> ACTION ITEM
For the string "questions", find every matching line in the records and copy it.

> DATA FOR THIS EXERCISE
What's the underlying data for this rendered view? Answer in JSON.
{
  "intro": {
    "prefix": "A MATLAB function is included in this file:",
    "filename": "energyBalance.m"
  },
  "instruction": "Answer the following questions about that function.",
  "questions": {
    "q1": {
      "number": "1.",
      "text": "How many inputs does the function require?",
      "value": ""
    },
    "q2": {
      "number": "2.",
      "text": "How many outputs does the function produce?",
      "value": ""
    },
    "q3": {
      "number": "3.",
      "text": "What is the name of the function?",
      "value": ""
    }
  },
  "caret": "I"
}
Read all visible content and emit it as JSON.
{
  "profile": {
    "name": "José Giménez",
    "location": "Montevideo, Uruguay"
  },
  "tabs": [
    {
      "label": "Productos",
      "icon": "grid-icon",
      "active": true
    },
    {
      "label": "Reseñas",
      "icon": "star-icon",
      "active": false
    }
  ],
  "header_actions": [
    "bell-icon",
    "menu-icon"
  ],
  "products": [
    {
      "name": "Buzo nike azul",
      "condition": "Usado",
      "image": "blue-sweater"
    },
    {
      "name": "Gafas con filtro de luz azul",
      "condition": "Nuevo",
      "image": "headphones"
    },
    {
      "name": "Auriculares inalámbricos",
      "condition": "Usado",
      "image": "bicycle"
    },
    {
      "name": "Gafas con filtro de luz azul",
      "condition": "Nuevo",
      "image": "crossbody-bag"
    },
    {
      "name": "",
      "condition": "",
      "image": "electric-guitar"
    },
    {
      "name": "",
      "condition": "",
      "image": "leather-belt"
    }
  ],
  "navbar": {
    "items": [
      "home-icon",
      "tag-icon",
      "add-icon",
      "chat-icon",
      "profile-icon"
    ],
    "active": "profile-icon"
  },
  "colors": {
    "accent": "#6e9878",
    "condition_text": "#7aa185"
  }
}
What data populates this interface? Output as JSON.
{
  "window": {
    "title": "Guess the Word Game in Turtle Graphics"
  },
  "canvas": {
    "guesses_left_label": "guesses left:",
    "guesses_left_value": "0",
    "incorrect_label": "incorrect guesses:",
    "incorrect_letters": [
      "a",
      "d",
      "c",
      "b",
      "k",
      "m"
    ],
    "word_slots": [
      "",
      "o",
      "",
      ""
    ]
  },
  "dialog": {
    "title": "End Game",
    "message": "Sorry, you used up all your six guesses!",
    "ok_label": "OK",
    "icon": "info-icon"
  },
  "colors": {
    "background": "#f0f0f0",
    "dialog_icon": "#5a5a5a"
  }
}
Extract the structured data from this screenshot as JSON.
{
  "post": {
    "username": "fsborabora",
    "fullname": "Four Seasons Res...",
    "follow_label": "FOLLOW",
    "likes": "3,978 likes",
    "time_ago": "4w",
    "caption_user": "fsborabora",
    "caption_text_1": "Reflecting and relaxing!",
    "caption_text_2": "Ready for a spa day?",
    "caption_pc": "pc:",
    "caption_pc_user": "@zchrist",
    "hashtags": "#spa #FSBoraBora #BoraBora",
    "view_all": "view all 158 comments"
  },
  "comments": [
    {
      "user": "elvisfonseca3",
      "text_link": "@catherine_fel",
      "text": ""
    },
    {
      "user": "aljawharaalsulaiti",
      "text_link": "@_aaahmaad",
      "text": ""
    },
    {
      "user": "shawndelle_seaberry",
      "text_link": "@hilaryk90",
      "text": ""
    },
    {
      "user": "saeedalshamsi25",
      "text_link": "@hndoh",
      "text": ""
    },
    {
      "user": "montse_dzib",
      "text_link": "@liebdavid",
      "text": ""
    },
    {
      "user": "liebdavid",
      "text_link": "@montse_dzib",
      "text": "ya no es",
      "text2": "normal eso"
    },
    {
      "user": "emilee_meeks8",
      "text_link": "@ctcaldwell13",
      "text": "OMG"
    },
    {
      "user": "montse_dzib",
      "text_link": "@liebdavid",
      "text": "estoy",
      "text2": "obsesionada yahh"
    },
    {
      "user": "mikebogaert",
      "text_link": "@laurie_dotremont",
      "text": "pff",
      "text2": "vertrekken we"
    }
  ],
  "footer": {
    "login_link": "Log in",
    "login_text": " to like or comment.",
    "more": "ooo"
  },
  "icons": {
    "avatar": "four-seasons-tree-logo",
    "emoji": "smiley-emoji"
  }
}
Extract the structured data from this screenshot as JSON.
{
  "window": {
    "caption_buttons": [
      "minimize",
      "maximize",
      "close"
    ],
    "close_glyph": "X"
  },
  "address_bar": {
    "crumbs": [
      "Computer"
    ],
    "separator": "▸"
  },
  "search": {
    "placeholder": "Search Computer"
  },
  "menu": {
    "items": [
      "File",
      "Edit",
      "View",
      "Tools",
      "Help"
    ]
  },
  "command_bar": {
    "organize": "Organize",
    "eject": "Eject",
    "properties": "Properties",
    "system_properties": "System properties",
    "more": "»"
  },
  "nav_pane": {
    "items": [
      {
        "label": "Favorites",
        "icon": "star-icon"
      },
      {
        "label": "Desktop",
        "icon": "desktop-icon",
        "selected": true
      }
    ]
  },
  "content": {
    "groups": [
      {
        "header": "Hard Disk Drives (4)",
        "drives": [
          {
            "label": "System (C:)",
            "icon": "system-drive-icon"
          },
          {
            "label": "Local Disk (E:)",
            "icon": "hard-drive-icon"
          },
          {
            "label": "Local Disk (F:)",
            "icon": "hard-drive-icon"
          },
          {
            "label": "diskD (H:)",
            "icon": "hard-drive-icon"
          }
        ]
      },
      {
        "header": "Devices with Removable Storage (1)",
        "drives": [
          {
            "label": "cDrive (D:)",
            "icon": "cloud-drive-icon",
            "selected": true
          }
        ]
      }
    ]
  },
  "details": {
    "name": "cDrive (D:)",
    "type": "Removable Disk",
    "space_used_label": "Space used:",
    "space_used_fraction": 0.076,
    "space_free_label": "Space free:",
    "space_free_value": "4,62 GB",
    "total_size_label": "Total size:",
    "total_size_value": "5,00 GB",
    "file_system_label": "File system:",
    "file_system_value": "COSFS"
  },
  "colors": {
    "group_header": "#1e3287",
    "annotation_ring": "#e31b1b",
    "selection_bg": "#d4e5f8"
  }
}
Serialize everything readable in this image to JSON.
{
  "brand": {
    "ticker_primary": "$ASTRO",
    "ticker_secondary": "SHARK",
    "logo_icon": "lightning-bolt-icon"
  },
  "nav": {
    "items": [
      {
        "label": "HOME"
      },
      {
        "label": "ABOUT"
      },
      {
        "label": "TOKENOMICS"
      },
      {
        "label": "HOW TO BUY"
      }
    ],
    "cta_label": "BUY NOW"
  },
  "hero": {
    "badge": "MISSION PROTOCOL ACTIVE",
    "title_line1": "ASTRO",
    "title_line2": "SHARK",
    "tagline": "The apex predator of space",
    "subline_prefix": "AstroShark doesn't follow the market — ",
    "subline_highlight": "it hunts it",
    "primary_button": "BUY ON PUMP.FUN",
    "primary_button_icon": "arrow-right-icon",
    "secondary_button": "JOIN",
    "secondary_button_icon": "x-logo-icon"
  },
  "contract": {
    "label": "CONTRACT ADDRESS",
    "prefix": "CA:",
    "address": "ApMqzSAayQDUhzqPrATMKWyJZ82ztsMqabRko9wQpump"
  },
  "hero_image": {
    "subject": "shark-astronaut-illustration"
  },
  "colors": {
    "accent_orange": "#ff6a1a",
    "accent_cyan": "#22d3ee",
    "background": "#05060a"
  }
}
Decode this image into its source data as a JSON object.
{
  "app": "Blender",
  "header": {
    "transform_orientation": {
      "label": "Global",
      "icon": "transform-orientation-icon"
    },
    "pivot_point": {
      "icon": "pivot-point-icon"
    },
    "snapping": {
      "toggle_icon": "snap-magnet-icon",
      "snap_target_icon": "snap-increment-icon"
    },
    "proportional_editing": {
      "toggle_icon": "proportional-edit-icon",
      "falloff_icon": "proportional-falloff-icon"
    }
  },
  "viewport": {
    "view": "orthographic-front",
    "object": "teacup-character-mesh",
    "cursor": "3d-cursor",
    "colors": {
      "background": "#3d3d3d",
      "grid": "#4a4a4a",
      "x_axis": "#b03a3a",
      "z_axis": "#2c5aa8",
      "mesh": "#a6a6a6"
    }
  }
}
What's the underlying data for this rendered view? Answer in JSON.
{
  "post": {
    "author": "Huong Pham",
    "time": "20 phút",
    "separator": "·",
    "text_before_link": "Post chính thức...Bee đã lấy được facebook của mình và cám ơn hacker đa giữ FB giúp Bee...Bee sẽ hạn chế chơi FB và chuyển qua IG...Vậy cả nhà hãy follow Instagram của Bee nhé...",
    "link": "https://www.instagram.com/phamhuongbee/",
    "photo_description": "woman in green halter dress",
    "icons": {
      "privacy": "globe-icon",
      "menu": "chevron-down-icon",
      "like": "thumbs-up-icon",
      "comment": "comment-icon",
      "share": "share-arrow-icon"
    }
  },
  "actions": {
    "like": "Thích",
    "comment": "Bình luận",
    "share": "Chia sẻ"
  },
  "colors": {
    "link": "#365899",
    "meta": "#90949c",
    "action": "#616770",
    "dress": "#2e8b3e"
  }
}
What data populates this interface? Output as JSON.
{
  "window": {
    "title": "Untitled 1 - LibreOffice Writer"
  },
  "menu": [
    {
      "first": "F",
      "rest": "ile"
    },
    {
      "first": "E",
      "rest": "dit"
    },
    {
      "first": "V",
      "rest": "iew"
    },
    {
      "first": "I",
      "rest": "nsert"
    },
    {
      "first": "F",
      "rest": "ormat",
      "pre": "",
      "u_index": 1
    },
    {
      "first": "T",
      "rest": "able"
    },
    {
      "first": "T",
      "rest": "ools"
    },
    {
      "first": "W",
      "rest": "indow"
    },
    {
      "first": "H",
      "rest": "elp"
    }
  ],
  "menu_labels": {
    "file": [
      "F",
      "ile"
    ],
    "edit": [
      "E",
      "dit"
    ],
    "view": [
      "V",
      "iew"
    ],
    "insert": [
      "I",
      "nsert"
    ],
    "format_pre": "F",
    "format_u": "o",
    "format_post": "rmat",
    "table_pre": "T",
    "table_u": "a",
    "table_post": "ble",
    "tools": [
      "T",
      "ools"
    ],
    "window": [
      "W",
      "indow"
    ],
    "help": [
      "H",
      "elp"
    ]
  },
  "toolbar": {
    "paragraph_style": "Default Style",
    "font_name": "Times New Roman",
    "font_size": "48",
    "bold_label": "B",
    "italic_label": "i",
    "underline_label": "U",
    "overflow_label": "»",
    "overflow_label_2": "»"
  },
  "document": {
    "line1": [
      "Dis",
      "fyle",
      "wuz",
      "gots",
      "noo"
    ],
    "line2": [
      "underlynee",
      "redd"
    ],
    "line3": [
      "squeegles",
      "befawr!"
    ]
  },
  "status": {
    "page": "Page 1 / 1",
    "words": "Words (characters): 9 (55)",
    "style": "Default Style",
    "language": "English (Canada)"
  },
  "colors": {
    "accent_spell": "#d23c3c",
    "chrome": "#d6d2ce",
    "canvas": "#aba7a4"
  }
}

> WRITTEN ANSWER
  "instruction": "Answer the following questions about that function.",
  "questions": {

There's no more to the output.